Testimony continued Tuesday in a certification hearing for a Wylie teenager accused of killing fellow classmate Ivan Mejia in March.
The teen, now 17, was 16 at the time of the crime.
A judge could rule to certify the juvenile as an adult instead of trying him in juvenile court.
Police allege that he and another 16-year-old lured Mejia to an area near Wylie East High School, where they put 17-year-old Mejia in a headlock, blocking his airway until he died.
Dr. Emily Ogden with the Dallas County Medical Examiner’s Office performed Mejia’s autopsy. She testified Tuesday Mejia’s official cause of death was “homicidal violence, including strangulation.”
On the stand for much of Tuesday morning was Dr. Robert Lackey, a psychologist who conducted several evaluating sessions with the juvenile respondent before this week’s hearing.
Lackey testified the young man had an “average” IQ, “generally did well in school,” despite a drop in his grades over the past school year, and had no disciplinary issues.
The young man was also involved in yearbook, his church, had refereed soccer and wanted to join the ROTC.
He also appeared to come from an “appropriate” and fairly stable family background, though his parents are divorced.
Lackey said during their sessions, the young man appeared “anxious, stressed” and “worried.” He had been diagnosed by a different doctor as having “generalized anxiety disorder.”
Lackey testified the juvenile was uncomfortable and hesitant to talk about Mejia's murder. However, after a few sessions, Lackey testified the young man claimed “100 percent responsibility” for the crime, adding that “without him, the co-respondent wouldn’t be able to do it.”
Lackey said the young man told him the planning of the crime took about five days, during which he often referred to the TV show “Dexter,” which features a serial killer.
The psychologist added that the teen seems “more sophisticated” than a teen around 17-years-old.

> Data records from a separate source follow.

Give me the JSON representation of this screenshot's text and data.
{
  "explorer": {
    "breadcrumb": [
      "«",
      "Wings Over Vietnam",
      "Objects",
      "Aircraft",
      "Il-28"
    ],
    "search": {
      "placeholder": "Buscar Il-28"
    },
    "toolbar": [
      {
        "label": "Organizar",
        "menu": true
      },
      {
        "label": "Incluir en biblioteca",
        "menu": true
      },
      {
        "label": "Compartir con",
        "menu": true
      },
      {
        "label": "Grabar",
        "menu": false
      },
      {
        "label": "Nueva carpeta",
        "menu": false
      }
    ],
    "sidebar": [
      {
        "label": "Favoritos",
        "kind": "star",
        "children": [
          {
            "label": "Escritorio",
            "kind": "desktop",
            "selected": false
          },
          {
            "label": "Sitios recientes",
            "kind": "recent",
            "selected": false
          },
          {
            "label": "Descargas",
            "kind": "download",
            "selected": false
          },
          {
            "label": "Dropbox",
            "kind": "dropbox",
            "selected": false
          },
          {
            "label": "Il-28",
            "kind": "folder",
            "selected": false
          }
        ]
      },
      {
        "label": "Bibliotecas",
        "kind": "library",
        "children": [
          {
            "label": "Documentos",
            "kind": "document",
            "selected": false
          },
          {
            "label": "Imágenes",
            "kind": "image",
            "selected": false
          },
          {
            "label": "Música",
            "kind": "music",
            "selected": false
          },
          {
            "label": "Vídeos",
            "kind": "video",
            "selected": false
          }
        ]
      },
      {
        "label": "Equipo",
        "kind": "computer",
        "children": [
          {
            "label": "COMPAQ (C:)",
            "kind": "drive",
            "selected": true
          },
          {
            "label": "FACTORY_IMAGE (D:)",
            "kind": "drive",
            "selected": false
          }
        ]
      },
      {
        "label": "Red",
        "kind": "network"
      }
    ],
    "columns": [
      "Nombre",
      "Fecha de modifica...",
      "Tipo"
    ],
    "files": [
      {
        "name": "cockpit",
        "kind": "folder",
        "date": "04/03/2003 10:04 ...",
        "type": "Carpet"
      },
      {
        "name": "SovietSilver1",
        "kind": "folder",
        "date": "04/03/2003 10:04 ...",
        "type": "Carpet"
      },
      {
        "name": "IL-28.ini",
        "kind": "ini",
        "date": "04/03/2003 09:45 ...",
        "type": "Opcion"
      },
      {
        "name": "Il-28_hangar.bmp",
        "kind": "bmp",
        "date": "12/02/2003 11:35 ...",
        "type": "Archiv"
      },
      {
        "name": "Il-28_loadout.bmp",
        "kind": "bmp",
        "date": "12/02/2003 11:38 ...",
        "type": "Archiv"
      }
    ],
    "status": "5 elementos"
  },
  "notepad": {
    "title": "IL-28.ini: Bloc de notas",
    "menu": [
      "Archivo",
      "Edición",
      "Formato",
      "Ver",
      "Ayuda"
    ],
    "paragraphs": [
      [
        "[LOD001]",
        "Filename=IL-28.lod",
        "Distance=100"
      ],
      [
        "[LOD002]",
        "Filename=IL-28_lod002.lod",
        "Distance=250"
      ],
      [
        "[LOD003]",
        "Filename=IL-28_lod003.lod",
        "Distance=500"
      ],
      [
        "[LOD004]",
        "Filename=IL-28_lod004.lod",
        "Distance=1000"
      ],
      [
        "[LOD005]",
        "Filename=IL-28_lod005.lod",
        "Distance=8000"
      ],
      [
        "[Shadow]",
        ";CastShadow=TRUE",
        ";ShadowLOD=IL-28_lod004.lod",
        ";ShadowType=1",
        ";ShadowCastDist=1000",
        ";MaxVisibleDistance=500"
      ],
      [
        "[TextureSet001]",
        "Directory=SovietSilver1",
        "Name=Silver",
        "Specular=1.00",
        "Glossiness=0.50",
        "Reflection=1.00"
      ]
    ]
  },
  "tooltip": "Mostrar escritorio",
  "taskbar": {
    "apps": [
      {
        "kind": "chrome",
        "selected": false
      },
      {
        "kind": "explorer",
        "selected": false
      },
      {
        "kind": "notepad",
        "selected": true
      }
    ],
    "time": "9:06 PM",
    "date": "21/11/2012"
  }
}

In terms of planning the crime, Lackey added the teen discussed the planning process during their sessions.
“He did say they weighed out the pros and cons,” Lackey said. “They discussed using a bat, what they were going to gather, where they were going to dig the hole.”
However, in Lackey’s opinion, while the teen “cognitively and rationally understood” the concept of murder, “emotionally,” he did not appear to understand the consequences of the crime.
“[He] didn’t have a real-life picture of what this entailed,” Lackey said. “Although he understands rationally there are serious consequences, I don’t think he understands the specifics.”
While Lackey said the teen expressed “remorse” after the crime, he also told the psychologist he and the other teen knew they were looking at “20 to life” in the planning of the crime if “they didn’t get it right.”
The decision to certify the juvenile as an adult is up to a Collin County judge this week.
The family of victim Ivan Mejia has told NBC 5 they would like to see both young men currently in juvenile detention to be tried as adults.
The juvenile’s attorney, Edwin King, told NBC 5 he doesn’t feel an adult prison is an appropriate place for a 17-year-old, who he said, would benefit from counseling and rehabilitation available in the juvenile justice system.